**What you should do:**
Take each line of the material that includes "View" and copy it.

**Data excerpts:**
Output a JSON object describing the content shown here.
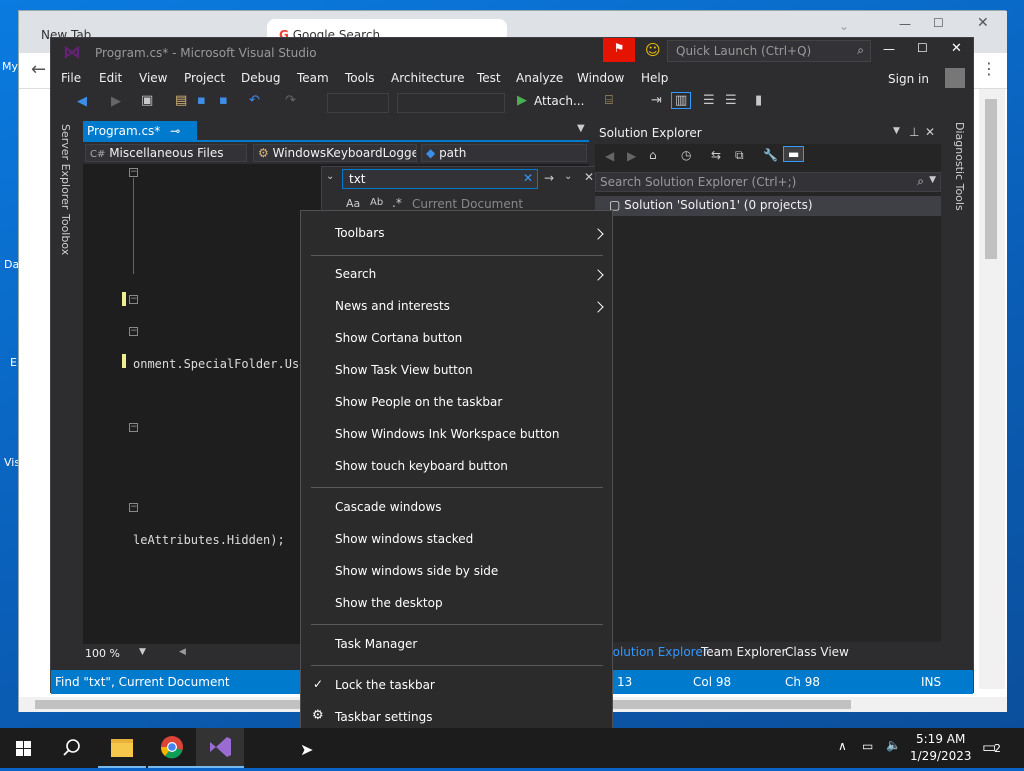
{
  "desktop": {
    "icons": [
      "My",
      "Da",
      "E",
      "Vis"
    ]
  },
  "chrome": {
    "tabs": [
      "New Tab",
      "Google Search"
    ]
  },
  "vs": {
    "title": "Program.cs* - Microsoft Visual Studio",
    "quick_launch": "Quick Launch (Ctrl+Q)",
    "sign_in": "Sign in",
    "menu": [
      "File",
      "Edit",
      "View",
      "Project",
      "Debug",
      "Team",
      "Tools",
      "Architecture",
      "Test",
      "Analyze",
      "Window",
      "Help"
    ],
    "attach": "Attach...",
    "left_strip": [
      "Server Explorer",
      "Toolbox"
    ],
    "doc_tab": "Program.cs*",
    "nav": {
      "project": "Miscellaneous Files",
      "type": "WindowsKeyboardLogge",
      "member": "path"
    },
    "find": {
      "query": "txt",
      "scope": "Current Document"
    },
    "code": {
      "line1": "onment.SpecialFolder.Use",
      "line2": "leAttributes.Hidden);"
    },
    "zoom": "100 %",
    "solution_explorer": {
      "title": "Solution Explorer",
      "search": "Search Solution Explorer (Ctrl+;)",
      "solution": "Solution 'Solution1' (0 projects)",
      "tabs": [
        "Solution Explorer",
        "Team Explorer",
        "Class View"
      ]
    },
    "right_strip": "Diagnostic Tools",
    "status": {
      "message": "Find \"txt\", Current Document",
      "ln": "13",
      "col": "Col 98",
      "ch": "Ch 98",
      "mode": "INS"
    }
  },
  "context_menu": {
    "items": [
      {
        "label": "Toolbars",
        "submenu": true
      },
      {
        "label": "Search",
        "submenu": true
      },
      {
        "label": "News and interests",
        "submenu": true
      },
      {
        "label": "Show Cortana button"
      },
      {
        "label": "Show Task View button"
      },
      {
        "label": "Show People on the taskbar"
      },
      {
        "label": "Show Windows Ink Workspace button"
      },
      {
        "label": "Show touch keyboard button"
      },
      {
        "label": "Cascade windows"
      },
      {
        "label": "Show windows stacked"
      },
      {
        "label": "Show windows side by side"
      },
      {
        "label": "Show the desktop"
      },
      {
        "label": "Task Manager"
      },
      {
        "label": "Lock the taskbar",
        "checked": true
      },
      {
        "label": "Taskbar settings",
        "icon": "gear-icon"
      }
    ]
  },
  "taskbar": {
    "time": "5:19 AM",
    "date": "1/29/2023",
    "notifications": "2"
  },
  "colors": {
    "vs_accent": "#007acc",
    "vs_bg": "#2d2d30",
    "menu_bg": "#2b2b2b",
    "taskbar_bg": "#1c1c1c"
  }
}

**Solution to this exercise:**
      "View",
        "Class View"
        "label": "Show Task View button"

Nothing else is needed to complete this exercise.